Sir Lenny Henry on diversity: It’s not enough to have more people in EastEnders

Sir Lenny Henry has called for the BBC and other broadcasters to do more to boost diversity, saying it’s “not enough to have more people in EastEnders and doing the weather”.

The funnyman and TV stars Adrian Lester and Meera Syal delivered a letter, signed by a string of stars, to 10 Downing Street, calling for tax breaks to effect change.

Lenny Henry
Lenny Henry

Sir Lenny warned that British broadcasters would “lose eyeballs if you don’t serve your audience”.

He said that the BBC was making improvements, but that at the current rate of growth, it would take 40 years to get to the right levels.

“It is very frustrating to be here in the 21st century and still be talking about diversity and inclusion”, he told the Press Association.

The US and France are already making the sorts of changes campaigners are calling for, and it is wrong to think Britain is “at the forefront” of change, he said.

He added: “We need to up our game. Britain is good at producing ground-breaking, outrageous diverse stuff.
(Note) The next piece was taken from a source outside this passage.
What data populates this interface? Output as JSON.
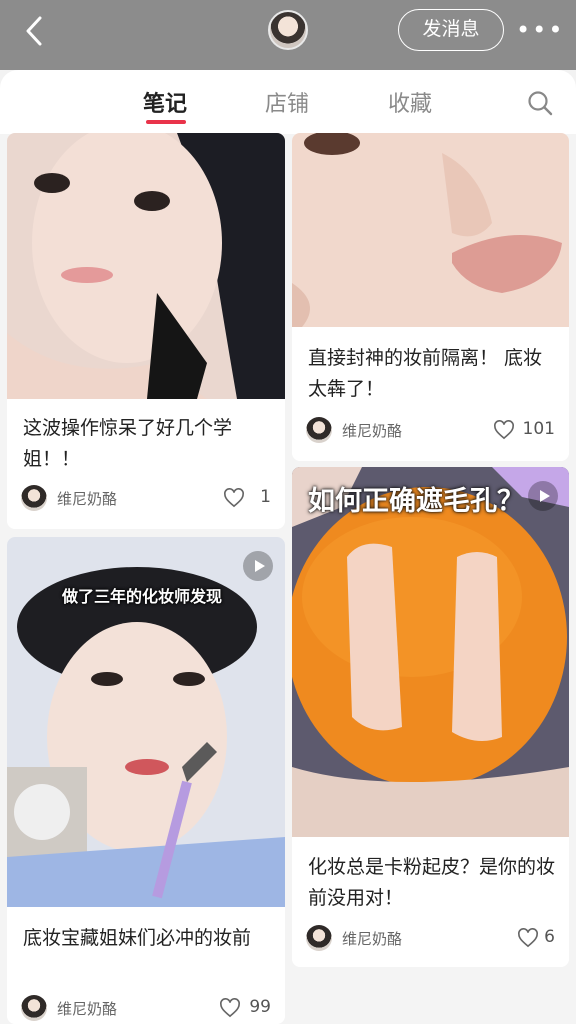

“But the make-up of people who create those programmes, the gatekeepers,… the diversity of that demographic needs to change.”

And he said, before entering 10 Downing Street: “Well-meaning people can make tokenistic choices that don’t help at all.

“If you’ve got a diverse group of people around the table, somebody will say, ‘We don’t do that’ or ‘We don’t think that’s right’. We can have those conversations.

“But if we’re not at the table we can’t have those conversations and that needs to change.”

Sir Lenny is calling for tax breaks to increase the representation of women, BAME (black, Asian and minority ethnic) and disabled people working behind the camera.

He called on the Government to take a “big step” to boost diversity.

And he said: “We expect best practice from the BBC. They are trying to change things from within and that’s to be applauded.

“But at this rate of growth, it’s going to take the BBC something like 40 years to achieve their 40% BAME, behind and in front of camera”.

“And its not enough to have more people in EastEnders and more people doing the weather. It’s not enough. It’s not enough just to have random people in programmes because they are trying to show there is a presence.”

Actors call for tax breaks to boost diversity
Actors call for tax breaks to boost diversity

Trauma actor Lester told the Press Association: “After years of making speeches and talking about this problem, we haven’t really made any progress.

“If we can get more representation behind the camera, if we can reflect the country as it is, it changes the stories that we tell and the way we see ourselves.”

The document’s signatories include Dame Emma Thompson, Jodie Whittaker, Thandie Newton, David Oyelowo and Chiwetel Ejiofor.

Thandie Newton
Thandie Newton

Lester said it is time to do more than talk about the issue.

“We thought that if we can talk about it and be eloquent about it maybe the problem will shift and disappear. The problem isn’t disappearing.”

Training schemes and other initiatives “have only shifted things a tiny percent. A big step needs to be taken,” he said.

Michaela Coel
Michaela Coel

The letter, also delivered by Paralympic athlete Ade Adepitan, calls for the immediate introduction of Representation Tax Relief to increase diversity in the industry, saying the figures are “shocking”.

It adds: “Diversity in important sections of the UK film and television industry is in crisis.”

Jodie Whittaker has signed the letter
Jodie Whittaker has signed the letter

The letter says UK film and television productions should be eligible for tax relief if they meet three out of four possible criteria – that the director, writer and/or director of photography is a woman and/or disabled and/or from a BAME background; or if 50% of staff behind the camera are female, or 14% are BAME staff, or 18% disabled staff.

It adds: “Complaints over the lack of diversity in the creative industries have seen things slowly begin to change, but the time has come for more substantive measures, and real change needs to be underwritten by law.”